According to the rules I know (Editions 3, 3.5 and Pathfinder) it's: 0 HP = unconscious; [-1; -CON) = dying (-> lose 1 HP each round unless you make a successful CON check); -CON = dead. http://www.d20pfsrd.com/gamemastering/conditions/#TOC-Dead Elektrizikekswerk (talk) 10:15, 13 July 2017 (UTC)
  • In GURPS, your hit points can get even more negative. Below 0 hit points, you need to make a save each turn or fall unconscious; for each [HP] damage beyond that, you make a save against dying. At -5*[HP] hit points you die automatically; at -10*[HP] your body is more or less destroyed. (Also, in GURPS your hit points don't arbitrarily grow; an average character has between 5 and 15 hit points.) - Mike Rosoft (talk) 17:08, 15 July 2017 (UTC)

"Heat" measured in jalapeño has also been used by some email systems such as Eudora to measure how strong an email message is (e.g., whether it will lead to a flame war) 05:02, 13 July 2017 (UTC)

Jalapeño measure between 2,500 to 8,000 Scoville Heat Units, or roughly 5,000 SHUs on average, so in theory you can assign objective values to a 1,2,3 jalapeño scale, i.e. 5000, 10000, 15000 SHUs RoyT (talk) 07:34, 14 July 2017 (UTC)

"String Type" being ByteString-CharString is a reference to Haskell, the programming language referenced in 1312: Haskell and used to make 1037: Umlaut, which is structurally obsessed with data types. ByteString is the go-to type for dynamic text, which in more literal form unpacks to a String of [Char]s. 08:41, 13 July 2017 (UTC)

The lower case g in Kg looks odd. I thought it was a strangely shaped 's'. WhiteDragon (talk) 20:35, 13 July 2017 (UTC)

Pretty sure the jalapeños are from ratemyprofessor.com: the tell is the grayed out one for zero 14:25, 14 July 2017 (UTC)

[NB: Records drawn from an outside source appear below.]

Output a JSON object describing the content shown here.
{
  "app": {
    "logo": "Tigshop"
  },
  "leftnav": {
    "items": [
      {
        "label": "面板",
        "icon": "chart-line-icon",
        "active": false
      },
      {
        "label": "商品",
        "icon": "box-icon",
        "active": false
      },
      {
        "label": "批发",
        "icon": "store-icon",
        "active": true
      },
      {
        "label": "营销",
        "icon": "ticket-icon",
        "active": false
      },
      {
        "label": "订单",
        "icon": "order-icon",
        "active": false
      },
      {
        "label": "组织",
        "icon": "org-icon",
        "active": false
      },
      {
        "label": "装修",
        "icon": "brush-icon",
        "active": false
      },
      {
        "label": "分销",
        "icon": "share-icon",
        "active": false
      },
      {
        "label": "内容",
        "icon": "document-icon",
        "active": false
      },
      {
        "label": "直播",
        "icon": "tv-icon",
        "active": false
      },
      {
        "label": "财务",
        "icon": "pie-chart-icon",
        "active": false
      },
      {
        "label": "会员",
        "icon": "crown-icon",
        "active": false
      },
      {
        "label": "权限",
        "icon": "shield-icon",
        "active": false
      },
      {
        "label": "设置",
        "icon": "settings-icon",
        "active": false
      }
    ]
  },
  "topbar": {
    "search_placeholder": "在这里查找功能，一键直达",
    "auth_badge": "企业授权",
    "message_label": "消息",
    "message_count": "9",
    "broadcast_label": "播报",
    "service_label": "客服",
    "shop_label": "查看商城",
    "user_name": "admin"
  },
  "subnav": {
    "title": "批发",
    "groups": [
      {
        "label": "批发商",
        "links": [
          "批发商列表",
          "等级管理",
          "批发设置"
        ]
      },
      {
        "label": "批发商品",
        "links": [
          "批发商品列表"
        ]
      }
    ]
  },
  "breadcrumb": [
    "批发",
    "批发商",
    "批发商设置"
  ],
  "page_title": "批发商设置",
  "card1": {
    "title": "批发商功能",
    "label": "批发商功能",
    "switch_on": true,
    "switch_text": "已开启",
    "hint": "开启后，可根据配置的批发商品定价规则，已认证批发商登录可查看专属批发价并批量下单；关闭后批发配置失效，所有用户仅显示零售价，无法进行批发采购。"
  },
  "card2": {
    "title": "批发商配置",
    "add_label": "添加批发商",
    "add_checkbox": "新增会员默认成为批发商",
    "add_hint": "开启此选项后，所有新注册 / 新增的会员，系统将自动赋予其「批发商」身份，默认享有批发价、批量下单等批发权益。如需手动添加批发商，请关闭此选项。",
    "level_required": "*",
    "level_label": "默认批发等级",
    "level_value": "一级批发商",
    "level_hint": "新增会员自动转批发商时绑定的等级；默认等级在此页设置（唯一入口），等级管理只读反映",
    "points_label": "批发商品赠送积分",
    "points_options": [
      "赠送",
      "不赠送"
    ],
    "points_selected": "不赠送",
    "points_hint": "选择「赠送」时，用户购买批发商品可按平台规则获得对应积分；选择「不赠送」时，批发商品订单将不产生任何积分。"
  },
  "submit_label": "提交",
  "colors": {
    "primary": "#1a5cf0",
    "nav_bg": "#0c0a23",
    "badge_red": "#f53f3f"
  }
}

Marshall amps is unfortunately missing :-) : https://www.youtube.com/watch?v=4xgx4k83zzc